_DATA FOR THE TASK_:
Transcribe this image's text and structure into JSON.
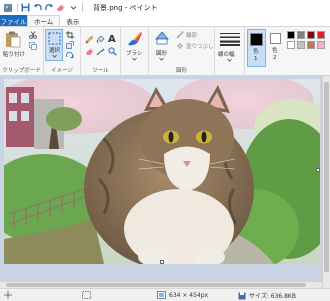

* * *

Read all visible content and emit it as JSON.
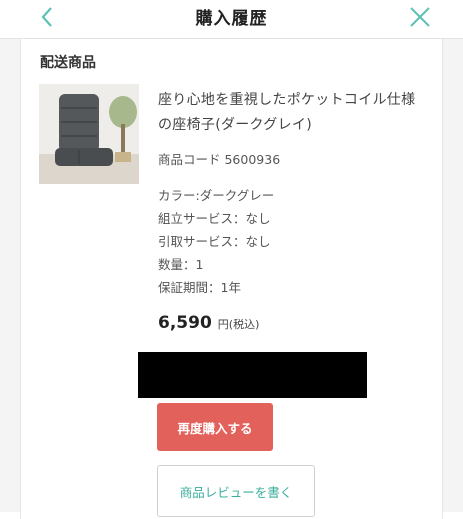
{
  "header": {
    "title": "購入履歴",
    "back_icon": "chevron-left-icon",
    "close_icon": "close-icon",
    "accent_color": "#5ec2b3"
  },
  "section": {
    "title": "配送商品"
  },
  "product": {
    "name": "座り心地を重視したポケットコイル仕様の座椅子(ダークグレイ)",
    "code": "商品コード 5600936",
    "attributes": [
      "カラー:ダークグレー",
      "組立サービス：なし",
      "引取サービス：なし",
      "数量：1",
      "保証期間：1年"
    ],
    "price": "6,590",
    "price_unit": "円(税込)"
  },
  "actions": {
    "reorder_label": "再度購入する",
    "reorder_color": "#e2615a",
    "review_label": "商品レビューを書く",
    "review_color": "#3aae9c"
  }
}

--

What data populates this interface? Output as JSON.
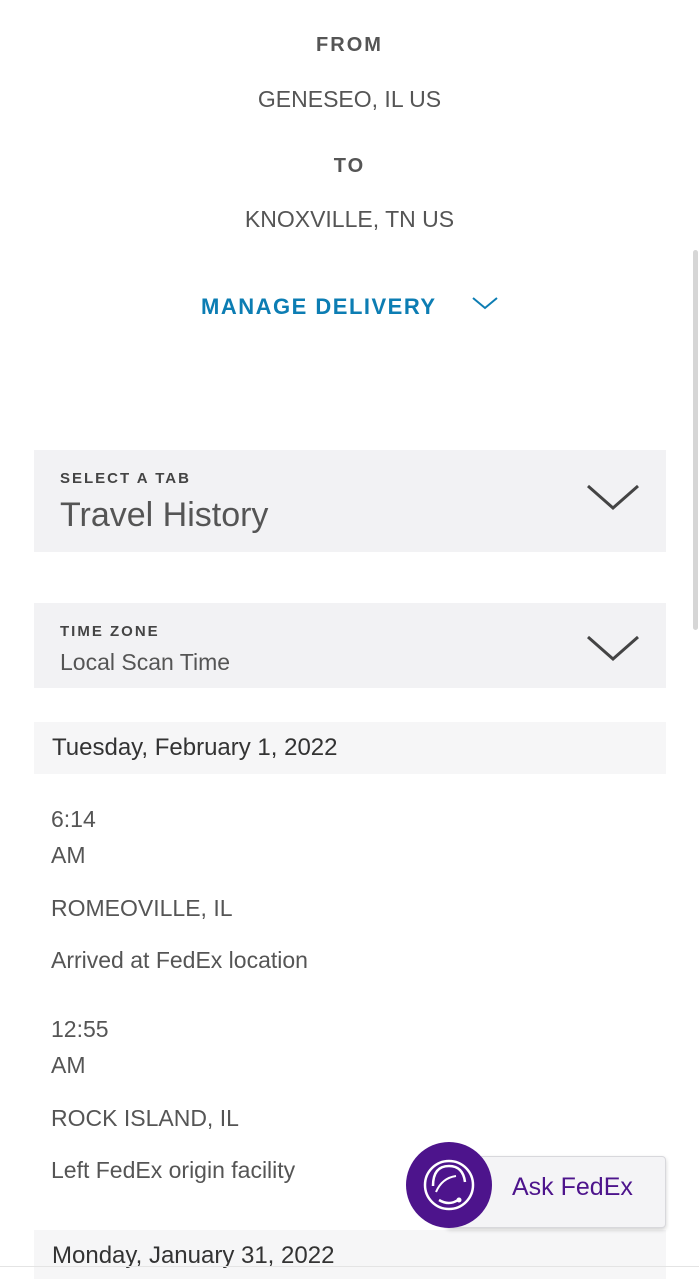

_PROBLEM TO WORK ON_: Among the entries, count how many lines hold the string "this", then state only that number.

_TASK ANSWER_: 2